The LaFollette Fiasco
AFTER the split with Fitzpatrick, the miscarriage of the Federated Farmer-Labor party, and the tailspin of the Trade Union Educational League, the Communists were down but not out. The "Third Party alliance" gave them the rare opportunity of playing the same game twice.
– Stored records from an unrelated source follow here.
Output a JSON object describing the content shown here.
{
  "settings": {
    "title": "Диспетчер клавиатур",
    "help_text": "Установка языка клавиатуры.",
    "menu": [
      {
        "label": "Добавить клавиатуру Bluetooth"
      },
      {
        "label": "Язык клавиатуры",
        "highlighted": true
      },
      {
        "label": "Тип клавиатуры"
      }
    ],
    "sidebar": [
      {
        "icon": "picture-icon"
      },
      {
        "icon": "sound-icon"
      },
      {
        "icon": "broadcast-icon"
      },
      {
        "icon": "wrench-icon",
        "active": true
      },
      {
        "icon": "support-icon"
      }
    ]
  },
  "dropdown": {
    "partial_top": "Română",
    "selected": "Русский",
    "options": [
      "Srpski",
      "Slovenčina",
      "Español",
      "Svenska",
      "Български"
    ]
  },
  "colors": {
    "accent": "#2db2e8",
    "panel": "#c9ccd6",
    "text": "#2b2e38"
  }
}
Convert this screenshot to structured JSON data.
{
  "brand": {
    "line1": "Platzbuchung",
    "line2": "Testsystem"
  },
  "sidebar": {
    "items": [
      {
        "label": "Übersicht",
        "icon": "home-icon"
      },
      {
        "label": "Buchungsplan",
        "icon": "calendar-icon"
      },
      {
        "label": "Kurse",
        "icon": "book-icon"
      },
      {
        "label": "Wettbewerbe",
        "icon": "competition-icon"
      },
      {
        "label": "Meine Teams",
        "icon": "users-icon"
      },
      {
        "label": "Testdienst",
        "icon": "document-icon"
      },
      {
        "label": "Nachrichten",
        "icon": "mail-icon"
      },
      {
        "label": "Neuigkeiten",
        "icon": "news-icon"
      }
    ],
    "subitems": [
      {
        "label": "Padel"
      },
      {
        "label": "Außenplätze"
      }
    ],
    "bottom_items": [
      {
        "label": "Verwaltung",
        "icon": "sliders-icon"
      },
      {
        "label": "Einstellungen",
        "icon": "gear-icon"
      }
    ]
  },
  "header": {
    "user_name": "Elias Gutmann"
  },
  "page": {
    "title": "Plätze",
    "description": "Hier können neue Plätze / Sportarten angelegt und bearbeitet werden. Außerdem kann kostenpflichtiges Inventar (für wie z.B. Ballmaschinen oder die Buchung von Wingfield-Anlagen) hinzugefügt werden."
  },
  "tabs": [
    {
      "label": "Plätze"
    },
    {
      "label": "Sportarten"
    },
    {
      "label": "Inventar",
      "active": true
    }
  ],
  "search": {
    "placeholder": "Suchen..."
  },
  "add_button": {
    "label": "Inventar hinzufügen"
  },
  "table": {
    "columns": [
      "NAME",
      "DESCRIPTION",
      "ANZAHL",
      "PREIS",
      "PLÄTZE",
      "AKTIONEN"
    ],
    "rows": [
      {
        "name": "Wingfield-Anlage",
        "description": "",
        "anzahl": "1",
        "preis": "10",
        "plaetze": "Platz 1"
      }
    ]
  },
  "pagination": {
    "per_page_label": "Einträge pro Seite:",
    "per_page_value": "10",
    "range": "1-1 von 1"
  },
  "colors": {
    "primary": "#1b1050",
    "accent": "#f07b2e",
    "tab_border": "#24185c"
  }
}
The concept of this alliance arose out of Communist doctrine as it was understood and practiced in this period. According to this doctrine, the LaFollette movement represented a third party of the petty bourgeoisie as distinguished from the two parties of the big bourgeoisie, the Republican and the Democratic. To the extent that it signified a split between the petty bourgeoisie and the big bourgeoisie, the Communists welcomed it. On the other hand, they did not wish to be tainted by or accept any direct responsibility for a petty-bourgeois party, which, they insisted, could solve no problems for the working class but would inevitably mislead and betray it. To get around the difficulty of belittling the LaFollette movement and yet refraining from breaking with it, they conceived of an "alliance" between the Third Party, representing well-to-do farmers and small businessmen, and the Farmer-Labor party, representing workers and exploited farmers. They did not ask LaFollette whether he wanted to have Communist allies, but as long as he did not repudiate them publicly, a tacit understanding with a portion of LaFollette's following was possible.